Many planets in our solar system have more than one moon. Mars has two moons, Jupiter has 66, Saturn 62, Uranus 27, Neptune 13. But our planet Earth has just one moon. Doesn’t it?

What exactly is twilight?

Photo credit: joiseyshowaa

Photo credit: joiseyshowaa

You can define twilight simply as the time of day between daylight and darkness, whether that’s after sunset, or before sunrise. Astronomers, surely the experts on nighttime, recognize three kinds of twilight, which are explained in this post.

Does your dog pronk?

Among wild animals, pronking may be a way of avoiding predators. But when you see an animal pronk, you can’t but think it’s leaping for joy. More videos inside.

What is a supermoon?

What most call a Blue Moon isn't blue in color. It's only Blue in name. This great moon photo from EarthSky Facebook friend Rebecca Lacey in Cambridge, Idaho.

What does a full supermoon look like? Astronomers say you can’t really detect any difference with your eye between a supermoon and any ordinary full moon. This great moon photo is from Rebecca Lacey in Cambridge, Idaho.

We in astronomy used to call them perigean new moons or perigean full moons, that is, new or full moons at their closest to Earth for that month. But, in accordance with the rapidly evolving skylore of the modern world, we now enjoy calling them supermoons. The name supermoon was coined by an astrologer, Richard Nolle, over 30 years ago. It was popularized and came to be the accepted term for most people only in the past few years. Are supermoons hype? In our opinion … gosh, no, just modern folklore. And they can cause real physical effects, such as larger-than-usual tides. The year 2014 has a total of five supermoons.
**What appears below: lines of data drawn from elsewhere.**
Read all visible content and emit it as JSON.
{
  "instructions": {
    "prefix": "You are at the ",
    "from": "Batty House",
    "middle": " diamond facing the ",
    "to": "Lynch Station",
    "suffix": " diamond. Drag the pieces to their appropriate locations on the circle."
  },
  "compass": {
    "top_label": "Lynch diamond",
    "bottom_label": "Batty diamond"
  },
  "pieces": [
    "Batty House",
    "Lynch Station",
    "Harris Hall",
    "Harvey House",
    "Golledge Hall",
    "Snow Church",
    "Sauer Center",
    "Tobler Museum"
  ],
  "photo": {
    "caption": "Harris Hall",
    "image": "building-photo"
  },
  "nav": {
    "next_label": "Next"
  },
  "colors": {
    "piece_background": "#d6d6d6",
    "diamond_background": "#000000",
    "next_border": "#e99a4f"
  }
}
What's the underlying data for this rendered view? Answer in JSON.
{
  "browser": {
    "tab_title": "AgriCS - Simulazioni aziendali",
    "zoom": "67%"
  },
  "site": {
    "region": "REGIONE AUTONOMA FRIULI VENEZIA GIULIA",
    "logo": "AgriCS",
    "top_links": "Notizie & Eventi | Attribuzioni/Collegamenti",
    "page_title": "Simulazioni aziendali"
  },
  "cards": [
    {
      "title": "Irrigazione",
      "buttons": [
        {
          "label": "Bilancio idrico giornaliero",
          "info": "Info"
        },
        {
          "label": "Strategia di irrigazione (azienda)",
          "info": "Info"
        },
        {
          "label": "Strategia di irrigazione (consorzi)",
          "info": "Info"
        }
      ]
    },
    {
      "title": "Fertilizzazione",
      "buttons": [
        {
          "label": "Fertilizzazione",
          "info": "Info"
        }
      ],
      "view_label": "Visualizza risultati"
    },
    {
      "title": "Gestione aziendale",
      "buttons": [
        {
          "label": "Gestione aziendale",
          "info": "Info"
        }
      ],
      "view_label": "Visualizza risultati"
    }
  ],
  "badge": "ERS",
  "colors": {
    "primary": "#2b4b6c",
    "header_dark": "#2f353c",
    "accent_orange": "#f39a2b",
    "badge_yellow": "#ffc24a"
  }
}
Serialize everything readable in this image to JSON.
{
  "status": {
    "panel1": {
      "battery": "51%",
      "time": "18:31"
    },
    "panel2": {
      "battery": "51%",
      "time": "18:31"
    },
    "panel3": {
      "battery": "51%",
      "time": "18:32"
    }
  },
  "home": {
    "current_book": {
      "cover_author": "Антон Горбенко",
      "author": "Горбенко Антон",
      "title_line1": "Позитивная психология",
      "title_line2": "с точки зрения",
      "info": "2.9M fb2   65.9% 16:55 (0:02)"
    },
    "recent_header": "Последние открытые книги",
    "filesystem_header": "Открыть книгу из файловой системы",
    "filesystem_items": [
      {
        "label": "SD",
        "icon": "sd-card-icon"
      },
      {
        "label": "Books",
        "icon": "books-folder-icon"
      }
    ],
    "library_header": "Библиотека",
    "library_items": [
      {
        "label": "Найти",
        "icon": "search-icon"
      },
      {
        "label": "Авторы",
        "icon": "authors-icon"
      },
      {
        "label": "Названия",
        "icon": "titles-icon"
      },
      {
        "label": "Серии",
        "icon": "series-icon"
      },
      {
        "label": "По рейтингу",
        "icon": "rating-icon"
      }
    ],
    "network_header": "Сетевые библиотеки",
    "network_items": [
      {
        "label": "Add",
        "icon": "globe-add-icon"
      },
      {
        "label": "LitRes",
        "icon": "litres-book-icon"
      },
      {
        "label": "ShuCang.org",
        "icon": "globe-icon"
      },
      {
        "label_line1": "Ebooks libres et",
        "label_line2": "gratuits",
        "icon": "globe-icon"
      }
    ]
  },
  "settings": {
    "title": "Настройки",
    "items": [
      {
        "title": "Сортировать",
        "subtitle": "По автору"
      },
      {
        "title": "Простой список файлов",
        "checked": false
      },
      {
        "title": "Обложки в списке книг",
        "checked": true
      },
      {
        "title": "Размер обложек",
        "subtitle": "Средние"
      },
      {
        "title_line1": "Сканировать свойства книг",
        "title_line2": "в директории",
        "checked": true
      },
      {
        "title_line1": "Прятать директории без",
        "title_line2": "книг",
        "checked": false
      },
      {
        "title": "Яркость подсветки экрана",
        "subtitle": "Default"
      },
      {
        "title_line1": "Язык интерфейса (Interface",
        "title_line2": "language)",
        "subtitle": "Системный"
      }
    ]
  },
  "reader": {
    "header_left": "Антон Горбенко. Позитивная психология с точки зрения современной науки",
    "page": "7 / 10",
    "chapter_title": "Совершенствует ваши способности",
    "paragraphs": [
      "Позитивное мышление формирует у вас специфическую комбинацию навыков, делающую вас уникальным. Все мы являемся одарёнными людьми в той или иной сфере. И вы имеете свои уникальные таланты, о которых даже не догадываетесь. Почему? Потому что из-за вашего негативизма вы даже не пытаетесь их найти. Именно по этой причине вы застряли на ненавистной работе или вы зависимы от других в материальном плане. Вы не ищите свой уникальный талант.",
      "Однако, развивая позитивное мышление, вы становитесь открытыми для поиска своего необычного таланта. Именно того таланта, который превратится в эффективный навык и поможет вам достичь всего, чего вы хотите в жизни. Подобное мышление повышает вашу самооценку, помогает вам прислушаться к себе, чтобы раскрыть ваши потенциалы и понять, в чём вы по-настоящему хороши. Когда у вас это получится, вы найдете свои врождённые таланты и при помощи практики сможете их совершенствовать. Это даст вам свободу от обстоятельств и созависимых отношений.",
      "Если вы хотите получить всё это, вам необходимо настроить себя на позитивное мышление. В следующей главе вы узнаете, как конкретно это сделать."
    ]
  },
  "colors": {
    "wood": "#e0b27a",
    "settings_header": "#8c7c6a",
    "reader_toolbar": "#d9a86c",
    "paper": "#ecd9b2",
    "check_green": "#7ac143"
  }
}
They are the two new moons of January, and the full moons of July, August and September. Next supermoon: July 12. Follow the links inside to learn about the supermoons of 2014.

How can I see a green flash?

San Diego, California on October 25, 2012, taken by EarthSky Facebook friend Jim Grant.  Thanks Jim!

San Diego, California on October 25, 2012, taken by EarthSky Facebook friend Jim Grant. Thanks Jim!

It’s said that once you’ve seen a green flash, you’ll never go wrong in matters of the heart. Here’s all you need to know to see the legendary green flash, plus great pics.

Scared of thunder and lightning? You have astraphobia

Never let your pets watch scary movies. Never a good idea! Image Credit: John Veldboom via Flickr

Thunder and lightning can be scary to pets, too. Image via John Veldboom via Flickr

Bam! Yikes!

Do you – and your dog – have astraphobia?

Virga is rain that doesn’t reach the ground

Virga over west Texas by Deborah Byrd.

Virga over west Texas by Deborah Byrd.

We’ve all seen virga, but maybe not known what it’s called. Virga is rain that evaporates before it hits the ground. It often appears in streaks or shafts extending from the bottoms of clouds. You often see virga over a desert, where low humidity and high temperatures can cause rain to evaporate shortly after being released by clouds. Or you might see virga at high altitudes; in fact, the precipitation often starts out in the form of ice crystals. Virga is commonly seen in the U.S. West and above the Canadian Prairies, in the Middle East, Australia and North Africa. At some northerly latitudes, too – as in the photos from Sweden on this page – virga sometimes paints the sky above.